With nearly $2 billion in proposed development, Bethlehem Mayor John Callahan has a plan to extract ''millions of dollars'' more from developers to pay for park upgrades, fields and other recreational programs.
Exactly how much that new recreation fee will be, Callahan is still researching. But, between the Sands BethWorks casino and redevelopment of Martin Tower, Callahan said upping the city's fee -- now at $200 per residential unit -- will stockpile so much cash that the city can get a head start on future parks such as the greenway, a two-mile linear park along a old railroad bed, and a 100-foot boat launch on Sand Island West.
'The parks are in need of improvements, and this is the fair way to do it,'' Callahan said.

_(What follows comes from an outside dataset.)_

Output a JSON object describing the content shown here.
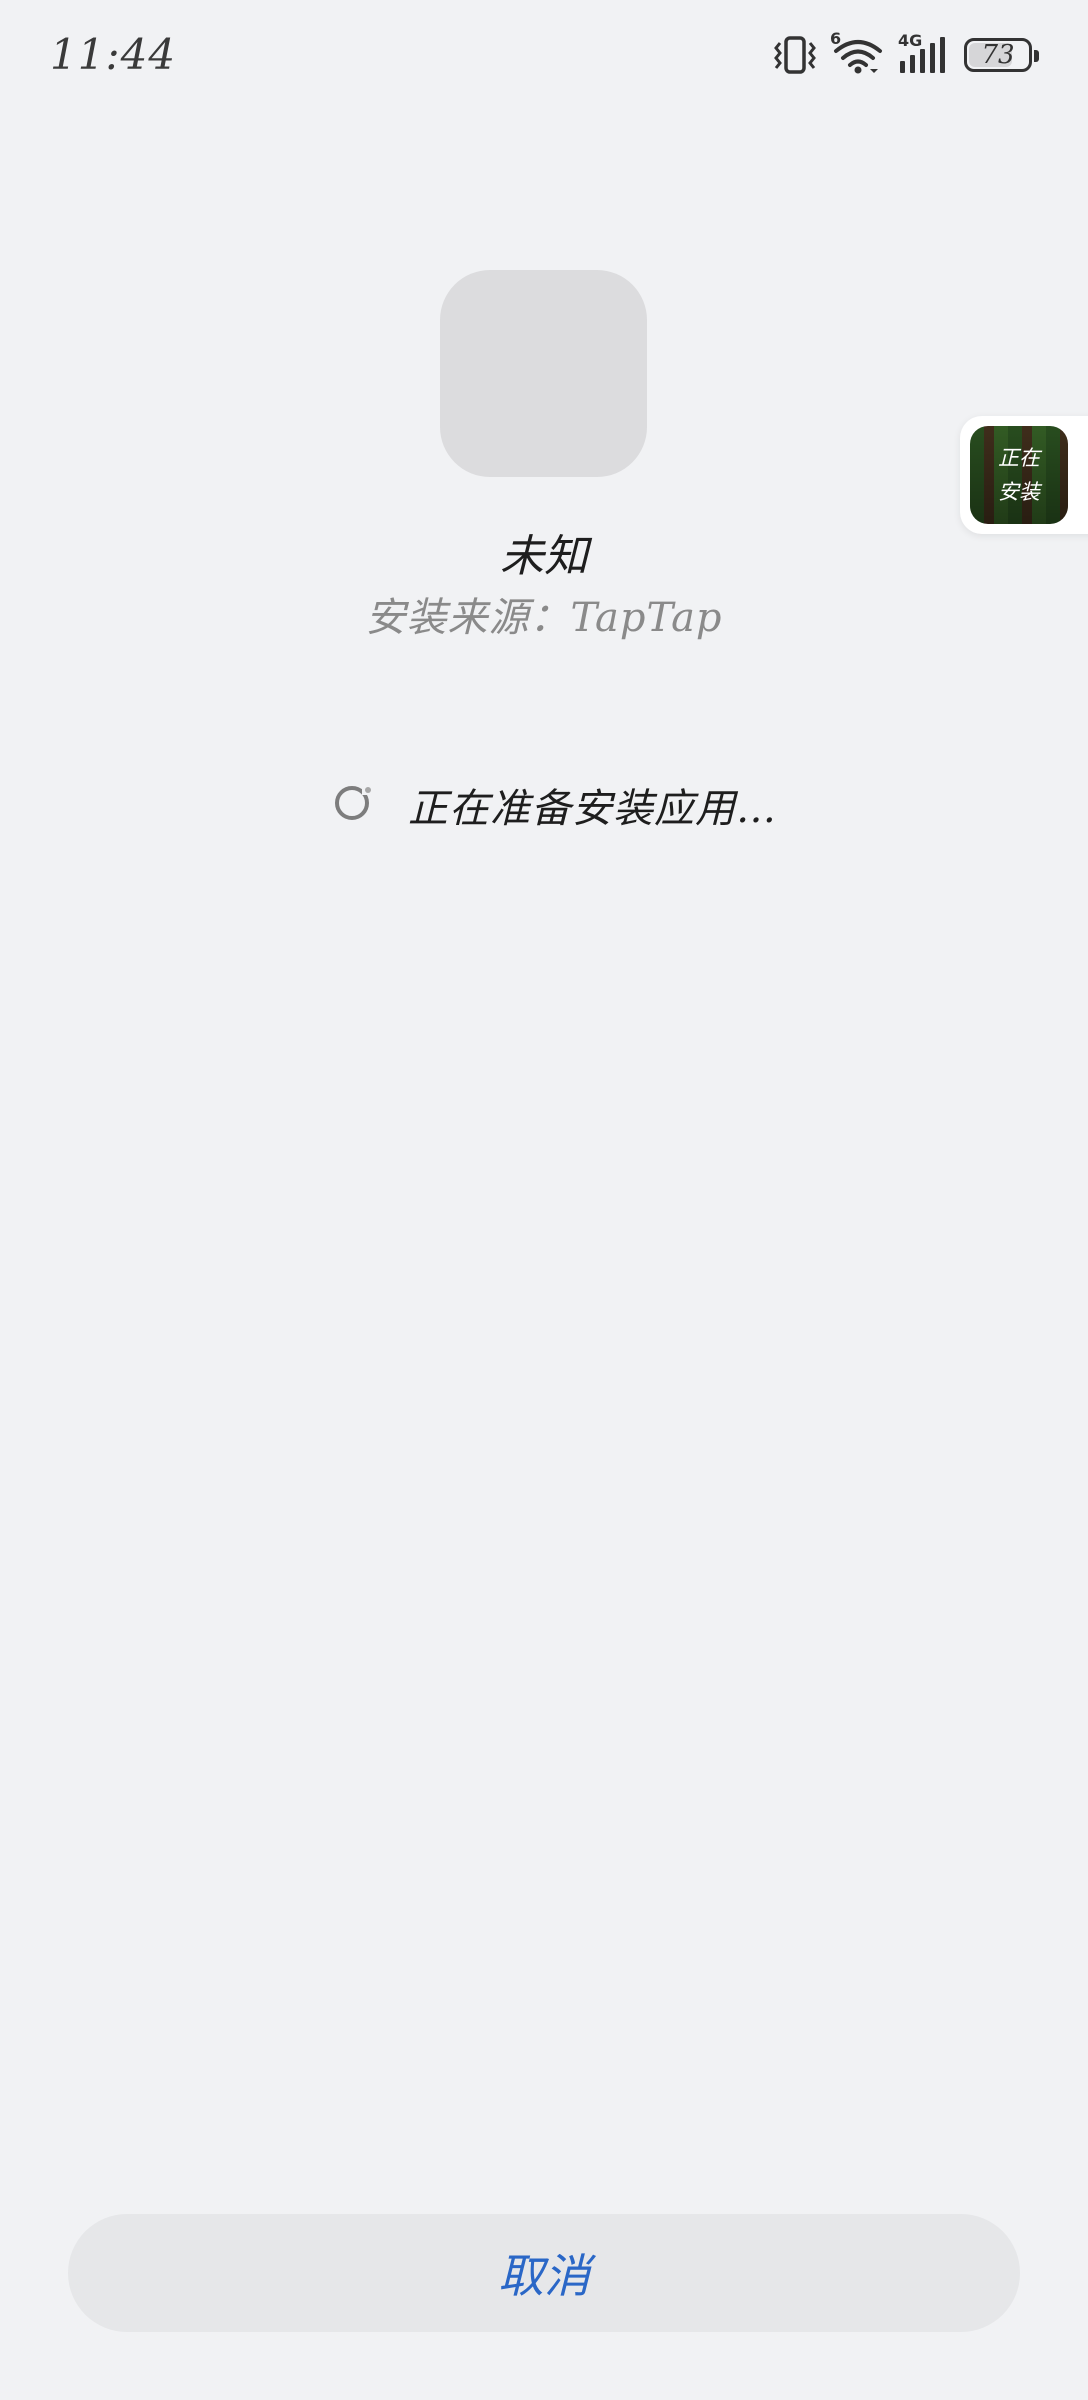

On Thursday, city officials will unveil a new recreation plan draft to the Planning Commission, and City Council could vote to adopt in as early as two months. There's nothing new in the recreation plan, written by Urban and Research Development Corp. of Bethlehem. Much of the plan had been laid out in smaller, master plans over the years, but city officials say it provides the city with a bigger, long-term look at what the city should be doing for its parks. The city will continue to work out the fee amount, which will likely include both residential and commercial developments.
The higher fee must be in place before subdivision plans are approved. That means structures like the $50 million North Street Tower won't be subject to a higher fee. But projects like the BethWorks development and $300 million Martin Tower residential development are still on the table, city officials say.

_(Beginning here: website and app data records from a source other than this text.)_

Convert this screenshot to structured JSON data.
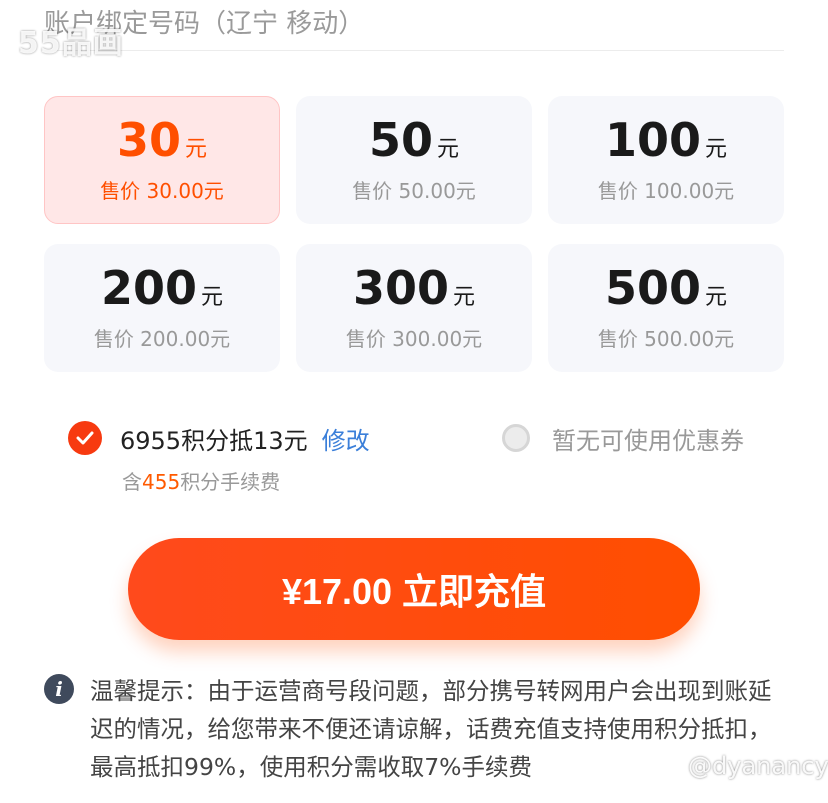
{
  "account": {
    "text": "账户绑定号码（辽宁 移动）"
  },
  "watermarks": {
    "logo": "55品画",
    "user": "@dyanancy"
  },
  "amount_unit": "元",
  "options": [
    {
      "amount": "30",
      "price": "售价 30.00元",
      "selected": true
    },
    {
      "amount": "50",
      "price": "售价 50.00元",
      "selected": false
    },
    {
      "amount": "100",
      "price": "售价 100.00元",
      "selected": false
    },
    {
      "amount": "200",
      "price": "售价 200.00元",
      "selected": false
    },
    {
      "amount": "300",
      "price": "售价 300.00元",
      "selected": false
    },
    {
      "amount": "500",
      "price": "售价 500.00元",
      "selected": false
    }
  ],
  "points": {
    "label": "6955积分抵13元",
    "modify_label": "修改",
    "fee_prefix": "含",
    "fee_value": "455",
    "fee_suffix": "积分手续费"
  },
  "coupon": {
    "label": "暂无可使用优惠券"
  },
  "pay_button": {
    "label": "¥17.00 立即充值"
  },
  "tip": {
    "icon_char": "i",
    "text": "温馨提示：由于运营商号段问题，部分携号转网用户会出现到账延迟的情况，给您带来不便还请谅解，话费充值支持使用积分抵扣，最高抵扣99%，使用积分需收取7%手续费"
  },
  "colors": {
    "accent": "#ff4f00",
    "selected_bg": "#ffe7e7",
    "card_bg": "#f6f7fb",
    "link": "#3b7fd9"
  }
}
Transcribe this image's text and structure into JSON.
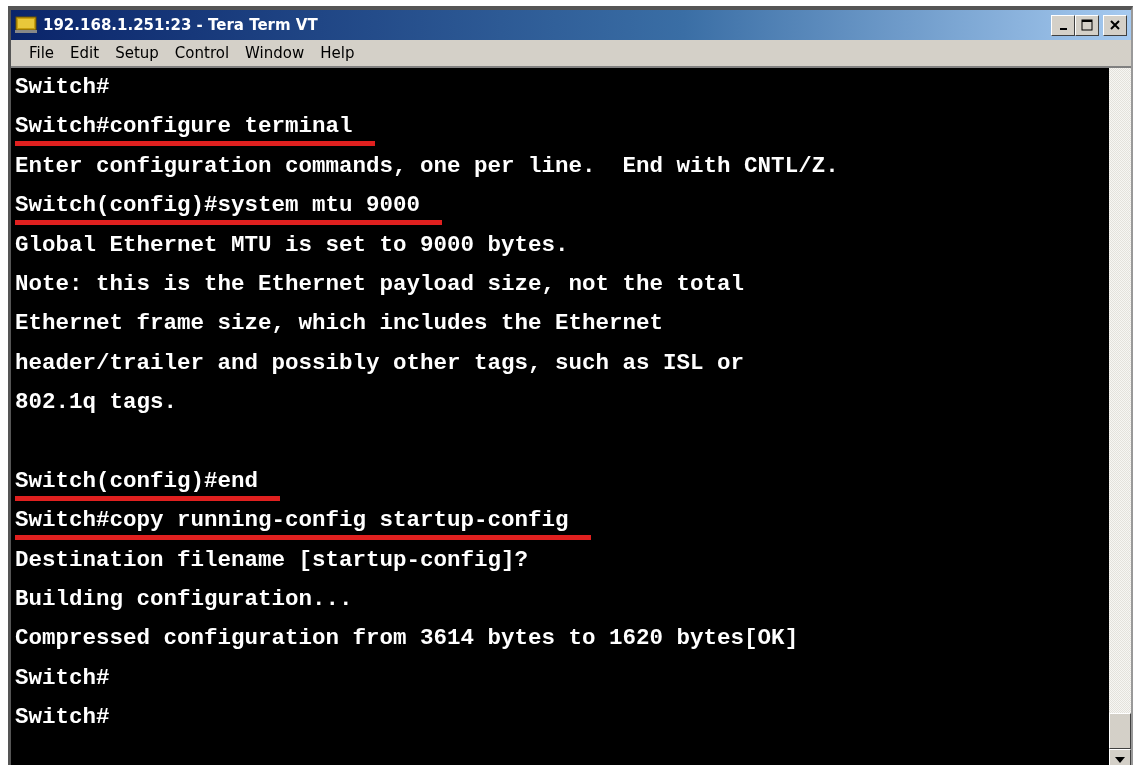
{
  "window": {
    "title": "192.168.1.251:23 - Tera Term VT"
  },
  "menu": [
    "File",
    "Edit",
    "Setup",
    "Control",
    "Window",
    "Help"
  ],
  "terminal": {
    "lines": [
      {
        "kind": "line",
        "text": "Switch#",
        "underlined": false
      },
      {
        "kind": "line",
        "text": "Switch#configure terminal",
        "underlined": true
      },
      {
        "kind": "line",
        "text": "Enter configuration commands, one per line.  End with CNTL/Z.",
        "underlined": false
      },
      {
        "kind": "line",
        "text": "Switch(config)#system mtu 9000",
        "underlined": true
      },
      {
        "kind": "line",
        "text": "Global Ethernet MTU is set to 9000 bytes.",
        "underlined": false
      },
      {
        "kind": "line",
        "text": "Note: this is the Ethernet payload size, not the total",
        "underlined": false
      },
      {
        "kind": "line",
        "text": "Ethernet frame size, which includes the Ethernet",
        "underlined": false
      },
      {
        "kind": "line",
        "text": "header/trailer and possibly other tags, such as ISL or",
        "underlined": false
      },
      {
        "kind": "line",
        "text": "802.1q tags.",
        "underlined": false
      },
      {
        "kind": "blank"
      },
      {
        "kind": "line",
        "text": "Switch(config)#end",
        "underlined": true
      },
      {
        "kind": "line",
        "text": "Switch#copy running-config startup-config",
        "underlined": true
      },
      {
        "kind": "line",
        "text": "Destination filename [startup-config]?",
        "underlined": false
      },
      {
        "kind": "line",
        "text": "Building configuration...",
        "underlined": false
      },
      {
        "kind": "line",
        "text": "Compressed configuration from 3614 bytes to 1620 bytes[OK]",
        "underlined": false
      },
      {
        "kind": "line",
        "text": "Switch#",
        "underlined": false
      },
      {
        "kind": "line",
        "text": "Switch#",
        "underlined": false
      }
    ]
  }
}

It's difficult to say how much money the city could reap from higher fees, though the mayor estimates ''millions.''
City planner Darlene Heller said the city hadn't added many homes for decades, but since 2003, the city has approved 1,488 new homes. That comes out to $297,600 with the current fee. However, if the city imposed the same fee Bethlehem Township has -- $1,500 per residential unit -- that comes out to $2.2 million.